To do:
A complete answer lists every line of the entries below where the string "title" appears.

Record set:

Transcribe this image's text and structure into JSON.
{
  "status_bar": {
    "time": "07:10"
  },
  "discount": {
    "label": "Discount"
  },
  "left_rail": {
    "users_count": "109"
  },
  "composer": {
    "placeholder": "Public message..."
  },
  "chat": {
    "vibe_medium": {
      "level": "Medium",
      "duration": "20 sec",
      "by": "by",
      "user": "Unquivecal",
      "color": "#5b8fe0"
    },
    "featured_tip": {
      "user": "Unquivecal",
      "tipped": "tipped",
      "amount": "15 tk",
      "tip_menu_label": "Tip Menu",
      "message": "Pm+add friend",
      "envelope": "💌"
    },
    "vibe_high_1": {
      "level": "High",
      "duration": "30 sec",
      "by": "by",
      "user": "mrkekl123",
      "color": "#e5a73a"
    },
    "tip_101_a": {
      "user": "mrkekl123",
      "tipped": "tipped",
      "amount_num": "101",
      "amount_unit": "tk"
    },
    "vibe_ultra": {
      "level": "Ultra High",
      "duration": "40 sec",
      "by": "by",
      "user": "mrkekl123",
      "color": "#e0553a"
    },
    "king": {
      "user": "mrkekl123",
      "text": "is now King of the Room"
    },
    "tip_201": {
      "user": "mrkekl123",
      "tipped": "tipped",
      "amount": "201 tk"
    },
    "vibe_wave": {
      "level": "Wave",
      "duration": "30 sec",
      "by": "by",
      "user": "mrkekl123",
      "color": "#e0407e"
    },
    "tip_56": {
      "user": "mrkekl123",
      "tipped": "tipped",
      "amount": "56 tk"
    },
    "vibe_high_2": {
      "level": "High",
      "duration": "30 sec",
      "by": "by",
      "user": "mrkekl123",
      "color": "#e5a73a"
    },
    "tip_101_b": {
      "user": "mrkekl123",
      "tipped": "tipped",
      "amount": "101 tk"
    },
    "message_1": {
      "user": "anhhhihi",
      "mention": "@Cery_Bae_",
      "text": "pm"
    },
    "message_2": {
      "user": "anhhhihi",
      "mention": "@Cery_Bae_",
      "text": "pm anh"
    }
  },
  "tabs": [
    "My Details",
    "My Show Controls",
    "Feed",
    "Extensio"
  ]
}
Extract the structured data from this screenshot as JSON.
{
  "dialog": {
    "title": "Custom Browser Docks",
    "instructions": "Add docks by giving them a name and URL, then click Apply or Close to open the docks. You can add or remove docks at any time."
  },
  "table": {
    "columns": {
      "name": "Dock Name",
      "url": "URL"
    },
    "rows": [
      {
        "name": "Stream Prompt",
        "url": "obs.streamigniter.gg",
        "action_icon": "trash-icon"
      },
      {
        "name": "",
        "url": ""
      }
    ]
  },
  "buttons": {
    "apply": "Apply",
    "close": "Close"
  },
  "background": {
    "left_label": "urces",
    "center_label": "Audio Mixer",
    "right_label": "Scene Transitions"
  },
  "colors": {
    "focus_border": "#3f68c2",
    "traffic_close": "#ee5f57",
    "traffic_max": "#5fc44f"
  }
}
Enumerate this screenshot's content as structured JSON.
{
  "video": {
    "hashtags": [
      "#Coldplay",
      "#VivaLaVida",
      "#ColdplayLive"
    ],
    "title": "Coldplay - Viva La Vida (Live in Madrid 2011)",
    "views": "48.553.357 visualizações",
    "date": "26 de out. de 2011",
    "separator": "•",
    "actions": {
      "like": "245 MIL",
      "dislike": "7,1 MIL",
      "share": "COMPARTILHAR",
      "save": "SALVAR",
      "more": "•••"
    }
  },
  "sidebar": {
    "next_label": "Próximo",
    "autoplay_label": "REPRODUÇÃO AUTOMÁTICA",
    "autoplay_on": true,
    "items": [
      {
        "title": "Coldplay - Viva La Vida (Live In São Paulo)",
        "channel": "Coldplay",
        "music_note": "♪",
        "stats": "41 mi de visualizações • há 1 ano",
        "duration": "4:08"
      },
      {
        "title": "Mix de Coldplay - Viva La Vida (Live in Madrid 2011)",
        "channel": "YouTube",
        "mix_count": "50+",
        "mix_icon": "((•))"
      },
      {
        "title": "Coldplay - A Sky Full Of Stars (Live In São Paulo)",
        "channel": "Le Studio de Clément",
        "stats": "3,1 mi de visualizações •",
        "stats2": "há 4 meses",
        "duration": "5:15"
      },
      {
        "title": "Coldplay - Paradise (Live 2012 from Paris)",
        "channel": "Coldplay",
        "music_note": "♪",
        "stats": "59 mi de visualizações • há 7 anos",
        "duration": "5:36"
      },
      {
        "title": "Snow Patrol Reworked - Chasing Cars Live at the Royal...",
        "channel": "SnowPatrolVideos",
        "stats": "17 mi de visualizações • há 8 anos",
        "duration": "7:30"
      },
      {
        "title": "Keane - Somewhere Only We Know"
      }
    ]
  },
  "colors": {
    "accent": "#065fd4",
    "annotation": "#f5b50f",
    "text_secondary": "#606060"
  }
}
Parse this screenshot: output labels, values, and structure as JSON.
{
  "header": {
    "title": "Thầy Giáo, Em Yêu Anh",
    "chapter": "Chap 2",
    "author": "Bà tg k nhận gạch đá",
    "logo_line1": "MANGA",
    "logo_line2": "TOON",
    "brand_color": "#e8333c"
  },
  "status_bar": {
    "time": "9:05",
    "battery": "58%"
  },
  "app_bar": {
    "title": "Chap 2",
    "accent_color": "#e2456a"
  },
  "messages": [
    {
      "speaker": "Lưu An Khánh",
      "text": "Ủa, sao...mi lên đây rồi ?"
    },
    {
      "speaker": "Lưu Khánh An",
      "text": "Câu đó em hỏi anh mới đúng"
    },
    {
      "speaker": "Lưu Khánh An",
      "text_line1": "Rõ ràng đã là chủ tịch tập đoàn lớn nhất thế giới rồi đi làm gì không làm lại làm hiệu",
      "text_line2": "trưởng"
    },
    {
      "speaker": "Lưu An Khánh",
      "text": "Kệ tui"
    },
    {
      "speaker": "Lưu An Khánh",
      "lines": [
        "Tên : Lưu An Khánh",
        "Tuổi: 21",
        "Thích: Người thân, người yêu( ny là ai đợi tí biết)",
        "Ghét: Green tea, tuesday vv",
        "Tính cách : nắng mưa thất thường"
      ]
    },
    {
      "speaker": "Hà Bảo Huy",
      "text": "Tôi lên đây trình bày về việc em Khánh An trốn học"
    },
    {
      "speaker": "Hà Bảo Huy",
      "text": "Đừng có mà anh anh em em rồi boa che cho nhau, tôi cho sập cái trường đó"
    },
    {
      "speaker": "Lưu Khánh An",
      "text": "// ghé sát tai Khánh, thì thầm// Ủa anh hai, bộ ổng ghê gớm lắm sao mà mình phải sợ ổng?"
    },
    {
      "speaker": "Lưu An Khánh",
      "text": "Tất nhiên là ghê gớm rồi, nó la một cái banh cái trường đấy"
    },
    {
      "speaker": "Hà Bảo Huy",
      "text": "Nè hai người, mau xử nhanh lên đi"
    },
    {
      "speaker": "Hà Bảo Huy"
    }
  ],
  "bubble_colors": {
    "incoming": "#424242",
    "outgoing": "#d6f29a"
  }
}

Task solution:
    "title": "Custom Browser Docks",
    "title": "Coldplay - Viva La Vida (Live in Madrid 2011)",
        "title": "Coldplay - Viva La Vida (Live In São Paulo)",
        "title": "Mix de Coldplay - Viva La Vida (Live in Madrid 2011)",
        "title": "Coldplay - A Sky Full Of Stars (Live In São Paulo)",
        "title": "Coldplay - Paradise (Live 2012 from Paris)",
        "title": "Snow Patrol Reworked - Chasing Cars Live at the Royal...",
        "title": "Keane - Somewhere Only We Know"
    "title": "Thầy Giáo, Em Yêu Anh",
    "title": "Chap 2",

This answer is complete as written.